“With respect to nuclear weapons, this is not a budget that establishes clear priorities with a responsible plan to fund and execute those priorities,” Rep. Marcy Kaptur (D-Ohio), chair of the House Appropriations energy and water development subcommittee, told Perry Tuesday during a hearing on the agency’s 2020 budget request.
Kaptur asked whether Perry could provide any “ follow-on materials” about the proposed 2020 nuclear weapons and nonproliferation spending overseen by DoE’s National Nuclear Security Administration (NNSA). Perry said DoE would “work with” Kaptur’s office to provide “additional documentation” about the semi-autonomous agency’s 2020 request.
Kaptur did not say during the hearing exactly which information she wanted that DoE not include in the detailed NNSA budget request the agency released late Monday, ahead of the hearing.
Kaptur did say that she was concerned about NNSA cutting “key nonproliferation programs,” although she did not identify any by name.
NNSA requested some $16.5 billion in total for weapons, nonproliferation, and nuclear-Navy propulsion work for the budget year that begins Oct. 1. Weapons activities would get the biggest increase, if the budget request became law: nearly 12 percent to almost $12.5 billion, compared with the 2019 budget.
The biggest winner within the weapons activities budget is the program to extend the life of the W80 warhead so that it can tip the Air Force’s planned Long Range Standoff Weapon cruise missile late next decade. NNSA requested nearly $900 million for the W80-4 life-extension program for 2020: more than 35 percent above the 2019 budget of $655 million.

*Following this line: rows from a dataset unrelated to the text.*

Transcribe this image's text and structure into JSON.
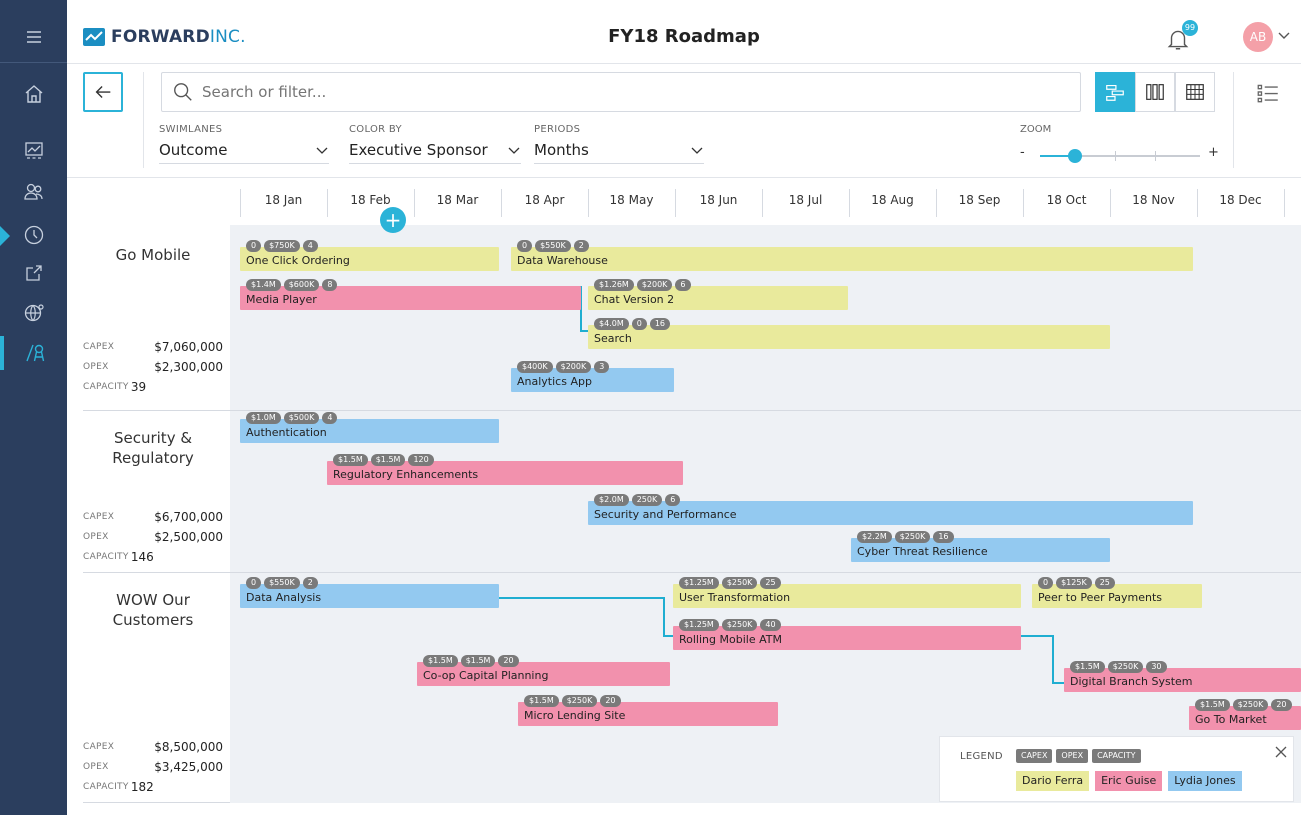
{
  "header": {
    "logo_bold": "FORWARD",
    "logo_light": "INC.",
    "title": "FY18 Roadmap",
    "notification_count": "99",
    "avatar_initials": "AB"
  },
  "rail": {
    "items": [
      {
        "icon": "hamburger-icon"
      },
      {
        "icon": "home-icon"
      },
      {
        "icon": "chart-icon"
      },
      {
        "icon": "team-icon"
      },
      {
        "icon": "clock-icon"
      },
      {
        "icon": "export-icon"
      },
      {
        "icon": "globe-icon"
      },
      {
        "icon": "roadmap-icon",
        "active": true
      }
    ]
  },
  "toolbar": {
    "search_placeholder": "Search or filter...",
    "swimlanes_label": "SWIMLANES",
    "swimlanes_value": "Outcome",
    "color_by_label": "COLOR BY",
    "color_by_value": "Executive Sponsor",
    "periods_label": "PERIODS",
    "periods_value": "Months",
    "zoom_label": "ZOOM",
    "zoom_minus": "-",
    "zoom_plus": "+",
    "zoom_level": 0.22
  },
  "months": [
    "18 Jan",
    "18 Feb",
    "18 Mar",
    "18 Apr",
    "18 May",
    "18 Jun",
    "18 Jul",
    "18 Aug",
    "18 Sep",
    "18 Oct",
    "18 Nov",
    "18 Dec"
  ],
  "lanes": [
    {
      "title": "Go Mobile",
      "capex_label": "CAPEX",
      "capex": "$7,060,000",
      "opex_label": "OPEX",
      "opex": "$2,300,000",
      "capacity_label": "CAPACITY",
      "capacity": "39"
    },
    {
      "title": "Security & Regulatory",
      "capex_label": "CAPEX",
      "capex": "$6,700,000",
      "opex_label": "OPEX",
      "opex": "$2,500,000",
      "capacity_label": "CAPACITY",
      "capacity": "146"
    },
    {
      "title": "WOW Our Customers",
      "capex_label": "CAPEX",
      "capex": "$8,500,000",
      "opex_label": "OPEX",
      "opex": "$3,425,000",
      "capacity_label": "CAPACITY",
      "capacity": "182"
    }
  ],
  "bars": [
    {
      "label": "One Click Ordering",
      "capex": "0",
      "opex": "$750K",
      "capacity": "4",
      "sponsor": "Dario Ferra"
    },
    {
      "label": "Data Warehouse",
      "capex": "0",
      "opex": "$550K",
      "capacity": "2",
      "sponsor": "Dario Ferra"
    },
    {
      "label": "Media Player",
      "capex": "$1.4M",
      "opex": "$600K",
      "capacity": "8",
      "sponsor": "Eric Guise"
    },
    {
      "label": "Chat Version 2",
      "capex": "$1.26M",
      "opex": "$200K",
      "capacity": "6",
      "sponsor": "Dario Ferra"
    },
    {
      "label": "Search",
      "capex": "$4.0M",
      "opex": "0",
      "capacity": "16",
      "sponsor": "Dario Ferra"
    },
    {
      "label": "Analytics App",
      "capex": "$400K",
      "opex": "$200K",
      "capacity": "3",
      "sponsor": "Lydia Jones"
    },
    {
      "label": "Authentication",
      "capex": "$1.0M",
      "opex": "$500K",
      "capacity": "4",
      "sponsor": "Lydia Jones"
    },
    {
      "label": "Regulatory Enhancements",
      "capex": "$1.5M",
      "opex": "$1.5M",
      "capacity": "120",
      "sponsor": "Eric Guise"
    },
    {
      "label": "Security and Performance",
      "capex": "$2.0M",
      "opex": "250K",
      "capacity": "6",
      "sponsor": "Lydia Jones"
    },
    {
      "label": "Cyber Threat Resilience",
      "capex": "$2.2M",
      "opex": "$250K",
      "capacity": "16",
      "sponsor": "Lydia Jones"
    },
    {
      "label": "Data Analysis",
      "capex": "0",
      "opex": "$550K",
      "capacity": "2",
      "sponsor": "Lydia Jones"
    },
    {
      "label": "User Transformation",
      "capex": "$1.25M",
      "opex": "$250K",
      "capacity": "25",
      "sponsor": "Dario Ferra"
    },
    {
      "label": "Peer to Peer Payments",
      "capex": "0",
      "opex": "$125K",
      "capacity": "25",
      "sponsor": "Dario Ferra"
    },
    {
      "label": "Rolling Mobile ATM",
      "capex": "$1.25M",
      "opex": "$250K",
      "capacity": "40",
      "sponsor": "Eric Guise"
    },
    {
      "label": "Co-op Capital Planning",
      "capex": "$1.5M",
      "opex": "$1.5M",
      "capacity": "20",
      "sponsor": "Eric Guise"
    },
    {
      "label": "Digital Branch System",
      "capex": "$1.5M",
      "opex": "$250K",
      "capacity": "30",
      "sponsor": "Eric Guise"
    },
    {
      "label": "Micro Lending Site",
      "capex": "$1.5M",
      "opex": "$250K",
      "capacity": "20",
      "sponsor": "Eric Guise"
    },
    {
      "label": "Go To Market",
      "capex": "$1.5M",
      "opex": "$250K",
      "capacity": "20",
      "sponsor": "Eric Guise"
    }
  ],
  "legend": {
    "title": "LEGEND",
    "badge_capex": "CAPEX",
    "badge_opex": "OPEX",
    "badge_capacity": "CAPACITY",
    "sponsors": [
      {
        "name": "Dario Ferra",
        "color": "#e9ea9c"
      },
      {
        "name": "Eric Guise",
        "color": "#f291ad"
      },
      {
        "name": "Lydia Jones",
        "color": "#93c9f0"
      }
    ]
  },
  "colors": {
    "rail_bg": "#2b3e5e",
    "accent": "#2bb3d8",
    "grid_bg": "#eef1f5"
  }
}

The 2020 request is about 25 percent more than the agency, in last year’s budget request, projected it would seek for the weapon in 2020.
Meanwhile, the total NNSA nonproliferation budget — spending on activities to halt the spread of weaponizable materials around the world — would actually rise about 3 percent to almost $2 billion, if NNSA’s 2020 budget request became law. Within the nonproliferation account, however, NNSA plans to continue converting the Mixed Oxide Fuel Fabrication Facility (MFFF) at the Savannah River Site in Aiken, S.C., designed as a plutonium disposal facility, into a factory to annually produce 50 fissile warhead cores by 2030.
Kaptur decried the “massive” increase for weapons in the NNSA budget, worrying — as former NNSA Administrator Frank Klotz did just before he retired a little more than a year ago — that such increases will perhaps fatally stress a nuclear security enterprise that is “already at its maximum.”
Perry acknowledged that, telling Kaptur that “[t]he NNSA is going to be really strapped from the standpoint of both from financial and from staffing levels” as the 30-year, $1-trillion nuclear modernization and maintenance program started by the Obama administration in 2016 and supplemented by the Trump administration in 2018 continues.
Perry and NNSA Administration Lisa Gordon-Hagerty are slated to testify about NNSA’s budget request Thursday before the full Senate Armed Services Committee. Gordon-Hagerty and senior NNSA officials are scheduled to appear April 2 before the subcommittee Kaptur chairs.